Auckland woman Mariska Schoeman discusses how lockdown was the catalyst to dive into her cake business full-time and launching a new division to compliment her cakery.
What does your business do?
Sweet Talk make cakes and also puts those cakes into jars and sends them nationwide. I make cakes for weddings, birthdays and events and specialise in making modern cakes using a meringue-based butter cream. With all arms of the business put together; the wholesale, studio and weddings, we're making anywhere between 50 to 120 cakes weekly.
What was the motivation for starting it?
I started making cakes when my first son was born back in 2015. I've always enjoyed being in the kitchen and baking and at the time I found myself with the kids in a few places; even the doctors office, the supermarket or the kitchen so I spent a lot time baking and putting my hand up anytime somebody needed a cake for an event or birthday.
I kept it from home and it wasn't supposed to be a permanent thing, but then I had another son and decided I would continue. I set up a social media account, got a bit of word of mouth and registered my kitchen and it was a good way to work around my kids. The first year I had a lot of bookings for weddings and events - for 2020 - I thought that was going to be my year, and then everything got cancelled.
I had this brainchild at like 2am one day and thought "you know what, I'm going to put my cakes in jars" - at that point people were having little bubble birthdays of two to three people and I thought these single-serve jars were perfect, and they could be sent anywhere across the country. The cake jars went nuts and other parts of the business became quite big quite quickly and that's when I decided to turn this into a fully-fledged business.
How big is your team?
There are five of us now, including myself.
You went through a rebrand from Collab Cakery to Sweet Talk shortly after lockdown - what was the reason for that?
That was when the cake jars happened. When it got busy, and it was something I was doing from home orders were taking over the dining room, the spare room, the lounge, I had to move all the couches to one side of the lounge and set up tables, that's when I could see I needed to get into this whole-heartedly.
Collab was a name that I came up with over a wine and so it got to the point where I was ready to do it properly, which is where the new name came in. A professional helped me come up with it. We were talking about what the business was now and her idea about it was the cakes were presented beautifully and the business was centred around gifting for events surrounded by a lot of love and sharing. I'd always wanted to do flowers and floral cakes and we were brainstorming and it went from "sweet nothings" to Sweet Talk. I registered the company in October and we've been trading under Sweet Talk since.
Sweet Talk has branched out into flowers, talk me through starting up that portion?
I use a lot of flowers on the cakes, particularly for wedding cakes, so it made sense to start having
bouquets as well. We launched that arm of the business in January and it is going well. We've had great feedback about the style of the flowers we choose and we are at the stage where we are getting more people to know about it. Having this service makes it more of a package; people can send somebody a cake and add on some flowers.
Why do you use social media as your main form of marketing?
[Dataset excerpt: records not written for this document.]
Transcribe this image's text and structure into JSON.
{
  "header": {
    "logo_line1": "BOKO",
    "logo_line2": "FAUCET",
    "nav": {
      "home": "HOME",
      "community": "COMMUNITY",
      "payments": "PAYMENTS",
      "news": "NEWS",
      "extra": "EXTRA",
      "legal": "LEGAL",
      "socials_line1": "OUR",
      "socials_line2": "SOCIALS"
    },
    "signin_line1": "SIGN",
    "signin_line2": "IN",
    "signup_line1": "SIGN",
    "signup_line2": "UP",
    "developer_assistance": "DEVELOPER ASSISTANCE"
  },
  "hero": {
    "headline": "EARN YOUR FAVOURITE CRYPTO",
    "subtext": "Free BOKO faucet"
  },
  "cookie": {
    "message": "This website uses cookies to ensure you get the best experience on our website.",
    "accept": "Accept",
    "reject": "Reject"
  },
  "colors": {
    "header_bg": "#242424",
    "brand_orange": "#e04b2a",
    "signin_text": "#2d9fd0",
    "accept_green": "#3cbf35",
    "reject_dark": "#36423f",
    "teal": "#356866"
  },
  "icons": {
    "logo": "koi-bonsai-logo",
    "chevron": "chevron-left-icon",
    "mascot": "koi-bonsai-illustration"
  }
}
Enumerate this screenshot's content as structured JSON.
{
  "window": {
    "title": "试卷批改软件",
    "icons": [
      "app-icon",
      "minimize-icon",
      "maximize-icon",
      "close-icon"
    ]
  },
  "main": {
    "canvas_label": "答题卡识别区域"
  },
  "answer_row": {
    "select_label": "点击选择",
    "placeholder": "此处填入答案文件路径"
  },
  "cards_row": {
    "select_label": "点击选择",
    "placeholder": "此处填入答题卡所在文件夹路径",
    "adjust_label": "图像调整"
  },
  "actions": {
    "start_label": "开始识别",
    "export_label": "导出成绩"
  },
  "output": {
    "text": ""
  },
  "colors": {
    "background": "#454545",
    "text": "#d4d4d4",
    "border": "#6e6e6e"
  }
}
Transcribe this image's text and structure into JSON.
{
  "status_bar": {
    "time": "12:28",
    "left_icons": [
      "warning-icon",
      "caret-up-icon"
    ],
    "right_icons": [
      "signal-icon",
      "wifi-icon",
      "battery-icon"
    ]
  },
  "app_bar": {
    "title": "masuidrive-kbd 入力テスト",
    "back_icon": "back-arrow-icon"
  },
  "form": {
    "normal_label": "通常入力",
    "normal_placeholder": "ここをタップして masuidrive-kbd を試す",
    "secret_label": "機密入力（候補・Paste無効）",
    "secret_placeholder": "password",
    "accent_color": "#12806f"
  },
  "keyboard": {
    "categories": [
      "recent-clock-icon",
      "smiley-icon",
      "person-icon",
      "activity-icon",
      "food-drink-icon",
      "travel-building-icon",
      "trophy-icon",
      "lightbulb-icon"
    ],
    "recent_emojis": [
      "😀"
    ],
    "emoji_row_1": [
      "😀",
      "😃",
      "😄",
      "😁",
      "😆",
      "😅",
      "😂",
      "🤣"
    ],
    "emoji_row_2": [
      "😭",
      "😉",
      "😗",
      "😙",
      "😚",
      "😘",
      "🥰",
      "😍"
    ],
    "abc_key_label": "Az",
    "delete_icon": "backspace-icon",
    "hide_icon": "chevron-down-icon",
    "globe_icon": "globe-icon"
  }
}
Before the business became Sweet Talk, I was into baking but didn't have a clue about how to decorate cakes or make them very fancy. I learnt all of that through YouTube and when I would do big cakes and fancy designs I would make a video about them and pop them on social media, and that's where a lot of people enjoyed following and watching the journey, but it wasn't an accessible way to get cakes from me - I was only taking orders for big events in Auckland; birthdays or weddings, and so when the jars came about it was an easy way for anyone who was following to go 'Oh I finally get to try the cake'. Social media was a really big part of the business, and still is.
Where do you see the business in five years' time?
At the moment we have a little premises in Kingsland, but I'd like to have a bigger space. It would also nice to be able to have a space where people can come and see our cakes and have consultations for weddings. I'd also like the cake jars to become the first thing people think of when they want to send somebody something. I'd also hope our florals arm of the business is busy as well. There may also be a recipe book that comes out - I've developed these cake recipes over the years and so I think people would like to know them. I'm just starting the thought process for this now.
What advice do you give to others who want to start their own business?
Know your numbers, especially if you're in a creative business. Often if you are a creative and spend all day making beautiful things, you still need to go into the numbers and know what it is you are doing week in and week out. Have your goals, work on how you are going to get to them and understand your business from another point of view.